From 1965 through 1969, Porsche's 912 eased the transition between the 356 and the 911. Conceived as a European model, the Porsche factory announced the 912 in early April 1965. With the great aerodynamics, ergonomics, style, and quality of construction as a six-cylinder 911, the 912 had other advantages as well. Fans of the 356 appreciated the similarities to that model; for example a proven 356-based flat four-cylinder fuel-efficient motor delivering 64 SAE horsepower/ liter from behind the rear axle . With the flat-four, an early 912 weighs about 250 pounds less than a standard 911 of the same year, resulting in improved front-rear weight distribution. And the combination of fuel-efficiency, low-weight, and low-drag translated the 912 into a "green" low-fuel consumption vehicle capable of up to 30 MPG highway, decades before hybrid cars.
First available to the public in August 1965, the 912 soon became a market leader, particularly in the USA. The 912 outsold the 911 almost two to one in 1966. Constructed in late 1966, the 100,000th Porsche built was a 912 Targa® police car. The 912 won Car and Driver's 1967 "Readers Choice" Poll for its class. With its nimble handling combined with high reliability, a racing 912 won the European Rally Championship for its class in 1967.
In 1969 the late great race car driver Mark Donohue road tested the 911 and 912 for Car and Driver and said:

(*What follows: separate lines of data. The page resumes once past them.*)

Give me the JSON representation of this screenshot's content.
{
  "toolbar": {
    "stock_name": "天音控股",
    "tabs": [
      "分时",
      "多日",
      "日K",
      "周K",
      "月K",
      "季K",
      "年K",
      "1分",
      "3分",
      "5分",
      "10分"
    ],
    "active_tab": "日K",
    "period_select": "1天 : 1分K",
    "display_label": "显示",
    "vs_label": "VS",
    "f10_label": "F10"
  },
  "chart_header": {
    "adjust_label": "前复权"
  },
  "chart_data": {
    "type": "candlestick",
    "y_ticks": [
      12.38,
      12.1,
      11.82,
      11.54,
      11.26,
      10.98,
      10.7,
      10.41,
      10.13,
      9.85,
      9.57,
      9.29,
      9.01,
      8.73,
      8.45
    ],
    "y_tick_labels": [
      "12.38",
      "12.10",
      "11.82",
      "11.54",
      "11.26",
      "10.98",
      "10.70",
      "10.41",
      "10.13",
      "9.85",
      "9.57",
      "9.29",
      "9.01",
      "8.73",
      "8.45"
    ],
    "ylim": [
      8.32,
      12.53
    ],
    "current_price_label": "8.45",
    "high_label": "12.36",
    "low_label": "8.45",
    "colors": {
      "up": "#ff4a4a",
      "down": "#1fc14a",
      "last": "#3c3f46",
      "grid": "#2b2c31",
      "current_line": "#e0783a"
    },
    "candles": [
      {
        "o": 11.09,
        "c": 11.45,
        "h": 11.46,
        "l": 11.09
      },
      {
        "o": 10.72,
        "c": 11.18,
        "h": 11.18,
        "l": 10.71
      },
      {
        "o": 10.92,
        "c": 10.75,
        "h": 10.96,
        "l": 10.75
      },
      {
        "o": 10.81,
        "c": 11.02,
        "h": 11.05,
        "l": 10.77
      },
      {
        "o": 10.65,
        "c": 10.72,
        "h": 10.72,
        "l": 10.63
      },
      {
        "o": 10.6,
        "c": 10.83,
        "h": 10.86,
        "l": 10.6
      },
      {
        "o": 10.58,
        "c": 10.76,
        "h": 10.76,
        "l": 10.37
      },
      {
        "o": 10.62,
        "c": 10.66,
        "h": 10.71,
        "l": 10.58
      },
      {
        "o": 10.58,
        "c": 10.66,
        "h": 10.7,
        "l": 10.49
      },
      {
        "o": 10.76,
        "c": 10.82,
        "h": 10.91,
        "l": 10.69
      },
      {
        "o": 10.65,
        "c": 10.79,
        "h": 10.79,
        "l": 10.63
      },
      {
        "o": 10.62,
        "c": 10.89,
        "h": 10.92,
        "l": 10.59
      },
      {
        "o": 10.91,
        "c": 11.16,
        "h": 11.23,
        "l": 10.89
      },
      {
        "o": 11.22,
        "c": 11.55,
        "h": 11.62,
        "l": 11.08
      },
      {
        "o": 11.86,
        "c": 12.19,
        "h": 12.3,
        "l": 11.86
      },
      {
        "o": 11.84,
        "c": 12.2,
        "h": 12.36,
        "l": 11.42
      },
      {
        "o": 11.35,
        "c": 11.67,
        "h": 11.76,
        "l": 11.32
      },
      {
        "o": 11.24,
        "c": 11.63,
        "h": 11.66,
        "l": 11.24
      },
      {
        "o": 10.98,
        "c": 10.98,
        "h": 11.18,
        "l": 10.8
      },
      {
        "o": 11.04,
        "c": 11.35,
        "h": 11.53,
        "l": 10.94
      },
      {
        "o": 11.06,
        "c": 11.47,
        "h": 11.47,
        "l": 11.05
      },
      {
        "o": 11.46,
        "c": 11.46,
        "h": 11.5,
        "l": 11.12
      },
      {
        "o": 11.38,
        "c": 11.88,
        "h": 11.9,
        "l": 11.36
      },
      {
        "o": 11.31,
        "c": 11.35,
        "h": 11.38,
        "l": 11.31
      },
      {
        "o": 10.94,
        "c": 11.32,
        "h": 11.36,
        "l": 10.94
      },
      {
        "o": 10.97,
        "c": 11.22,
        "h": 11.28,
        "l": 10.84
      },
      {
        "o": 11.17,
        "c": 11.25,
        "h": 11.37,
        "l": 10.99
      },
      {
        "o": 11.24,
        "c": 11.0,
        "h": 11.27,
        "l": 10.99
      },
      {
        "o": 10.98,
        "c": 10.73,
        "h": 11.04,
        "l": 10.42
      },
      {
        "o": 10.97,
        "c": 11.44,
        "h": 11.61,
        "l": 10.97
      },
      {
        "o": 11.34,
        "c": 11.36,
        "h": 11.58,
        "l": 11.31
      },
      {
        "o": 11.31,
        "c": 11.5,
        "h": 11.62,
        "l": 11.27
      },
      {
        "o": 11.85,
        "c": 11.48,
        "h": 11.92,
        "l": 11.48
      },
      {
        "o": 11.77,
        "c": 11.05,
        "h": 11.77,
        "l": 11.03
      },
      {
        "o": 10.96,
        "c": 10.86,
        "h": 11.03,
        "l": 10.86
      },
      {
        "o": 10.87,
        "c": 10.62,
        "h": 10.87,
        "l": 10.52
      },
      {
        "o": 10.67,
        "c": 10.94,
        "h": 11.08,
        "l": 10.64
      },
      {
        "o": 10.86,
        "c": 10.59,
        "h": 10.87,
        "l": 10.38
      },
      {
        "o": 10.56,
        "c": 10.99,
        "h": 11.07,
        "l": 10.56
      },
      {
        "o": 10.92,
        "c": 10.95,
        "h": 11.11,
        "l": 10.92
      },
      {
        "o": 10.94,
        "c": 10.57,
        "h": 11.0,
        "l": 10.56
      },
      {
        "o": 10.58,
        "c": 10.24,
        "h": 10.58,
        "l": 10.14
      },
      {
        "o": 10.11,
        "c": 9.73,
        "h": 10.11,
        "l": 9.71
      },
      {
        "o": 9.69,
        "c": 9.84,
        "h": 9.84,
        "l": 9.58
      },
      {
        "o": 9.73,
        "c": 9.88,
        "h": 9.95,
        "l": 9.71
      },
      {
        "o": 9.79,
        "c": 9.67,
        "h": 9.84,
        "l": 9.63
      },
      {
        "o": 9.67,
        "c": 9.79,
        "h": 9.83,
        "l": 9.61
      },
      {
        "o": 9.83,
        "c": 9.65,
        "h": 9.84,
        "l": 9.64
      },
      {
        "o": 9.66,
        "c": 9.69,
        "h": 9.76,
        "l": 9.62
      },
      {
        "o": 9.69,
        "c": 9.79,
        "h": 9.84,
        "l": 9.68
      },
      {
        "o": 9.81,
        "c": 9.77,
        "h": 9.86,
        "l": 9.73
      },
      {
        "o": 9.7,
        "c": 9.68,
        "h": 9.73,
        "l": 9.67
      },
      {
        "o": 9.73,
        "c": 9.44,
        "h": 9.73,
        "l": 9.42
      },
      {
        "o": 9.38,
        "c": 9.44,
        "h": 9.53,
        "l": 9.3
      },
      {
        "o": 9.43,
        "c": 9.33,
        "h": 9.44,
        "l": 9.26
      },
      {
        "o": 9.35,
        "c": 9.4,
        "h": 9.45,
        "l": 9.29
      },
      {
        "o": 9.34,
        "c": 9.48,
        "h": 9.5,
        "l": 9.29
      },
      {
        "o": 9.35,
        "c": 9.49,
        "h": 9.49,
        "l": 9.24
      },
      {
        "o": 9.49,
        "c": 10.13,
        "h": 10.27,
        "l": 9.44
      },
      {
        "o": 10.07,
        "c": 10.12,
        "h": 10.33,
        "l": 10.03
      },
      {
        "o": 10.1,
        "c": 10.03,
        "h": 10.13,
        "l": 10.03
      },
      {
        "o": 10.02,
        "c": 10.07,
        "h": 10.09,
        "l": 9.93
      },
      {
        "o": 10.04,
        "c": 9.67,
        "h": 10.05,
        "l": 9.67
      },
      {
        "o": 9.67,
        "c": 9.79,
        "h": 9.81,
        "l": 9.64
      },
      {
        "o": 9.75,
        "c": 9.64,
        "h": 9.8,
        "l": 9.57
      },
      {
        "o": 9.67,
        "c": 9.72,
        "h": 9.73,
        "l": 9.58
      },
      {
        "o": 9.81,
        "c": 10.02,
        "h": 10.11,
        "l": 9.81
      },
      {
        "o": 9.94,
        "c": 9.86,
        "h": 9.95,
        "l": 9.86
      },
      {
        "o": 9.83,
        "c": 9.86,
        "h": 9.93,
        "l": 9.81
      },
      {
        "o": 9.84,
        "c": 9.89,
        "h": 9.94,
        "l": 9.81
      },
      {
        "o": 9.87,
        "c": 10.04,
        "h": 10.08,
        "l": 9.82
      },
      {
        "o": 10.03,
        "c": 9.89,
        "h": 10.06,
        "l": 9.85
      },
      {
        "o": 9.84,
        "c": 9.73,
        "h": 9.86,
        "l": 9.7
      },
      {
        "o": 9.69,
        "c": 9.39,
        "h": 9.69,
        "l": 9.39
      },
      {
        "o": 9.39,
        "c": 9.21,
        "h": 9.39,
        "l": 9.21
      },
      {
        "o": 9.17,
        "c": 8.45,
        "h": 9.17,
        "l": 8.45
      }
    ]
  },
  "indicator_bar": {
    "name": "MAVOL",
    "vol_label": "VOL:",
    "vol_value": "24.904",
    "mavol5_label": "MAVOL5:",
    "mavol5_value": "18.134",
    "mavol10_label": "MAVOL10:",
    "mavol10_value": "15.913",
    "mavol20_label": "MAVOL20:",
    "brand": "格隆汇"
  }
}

"And you've got to admire them [Porsche] for getting so much out of a relatively small engine, even the 912 - although I was most impressed with the handling. The cars have remarkable suspension systems."
Overall production gradually shifted from the fuel-efficient 912 to the higher-horsepower six-cylinder 911. During the 1968 production year, about 6300 912s were constructed versus about 8000 911 cars. 912s continued in production in 1969 until the introduction of the mid-engine, Targa style 914 and 914-6 in late 1969. Ironically, after production of the 914 ...